The author documented 48 medical cases, starting at the top of the head and working steadily down as far as the upper arm and chest. There, the papyrus stops mid-case, so experts assume that originally it continued to the feet.
It deals mostly with traumatic injuries like punctures and broken bones, so it may have been a manual for battle wounds, but one case addresses surgical removal of a growth – a cyst or tumor – on the chest. There is one lighter bit among all that gravity – someone added to the original text a recipe for an ointment to make the user look younger.
Smith, a native of Connecticut, was an amateur Egyptologist when the field was new, learned to read hieratic and hieroglyphics, and lived in Egypt for many years. In 1862, he bought a pair of papyrus medical scrolls from a dealer in Luxor; whether they had been looted from a tomb or library is unknown.
He kept the scroll that the Met will show, known as the Edwin Smith papyrus. He sold the other one, which is slightly newer, and today it belongs to a museum in Leipzig, Germany.
When Smith died, in 1906, his daughter gave his papyrus to the New-York Historical Society, which lent it for several years to the Brooklyn Museum, and then gave it in 1948 to the Academy of Medicine, at Fifth Avenue and 103rd Street.
Everyone recognized the importance of the scroll but no one knew quite what to do with it; the occasional scholar has taken a look, there is no record that the historical society or the Brooklyn Museum ever displayed it to the public, and the Academy of Medicine says it never has. The academy has long been a repository for rarities at the nexus of history and medicine, like George Washington’s ivory false teeth and a sample of Alexander Fleming’s original penicillin culture.

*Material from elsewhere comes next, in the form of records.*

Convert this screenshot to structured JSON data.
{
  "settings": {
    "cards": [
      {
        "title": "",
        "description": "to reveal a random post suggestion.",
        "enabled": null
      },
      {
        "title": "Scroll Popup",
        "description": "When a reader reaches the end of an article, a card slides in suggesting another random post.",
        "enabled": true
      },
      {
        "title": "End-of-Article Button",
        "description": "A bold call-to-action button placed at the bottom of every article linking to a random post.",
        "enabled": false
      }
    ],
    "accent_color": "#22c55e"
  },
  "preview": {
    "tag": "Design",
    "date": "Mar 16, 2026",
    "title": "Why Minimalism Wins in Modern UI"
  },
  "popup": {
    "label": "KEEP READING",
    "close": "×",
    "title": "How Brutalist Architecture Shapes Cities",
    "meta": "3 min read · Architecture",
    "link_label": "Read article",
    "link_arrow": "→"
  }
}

Displaying the papyrus safely turns out to be a challenge. The Met has put each of the scroll’s 11 panels – long since separated – into a matte, in a sliver of air between thick slabs of plexiglass that filters ultraviolet light. Nothing actually touches the papyrus, except around its edges.
Now that it has been safely and expertly mounted, what will the academy do with its treasure, after the Met’s exhibition is over?
“That’s an excellent question,” said Maria Dering, an academy spokeswoman. “And we don’t have an answer yet.”
New York Times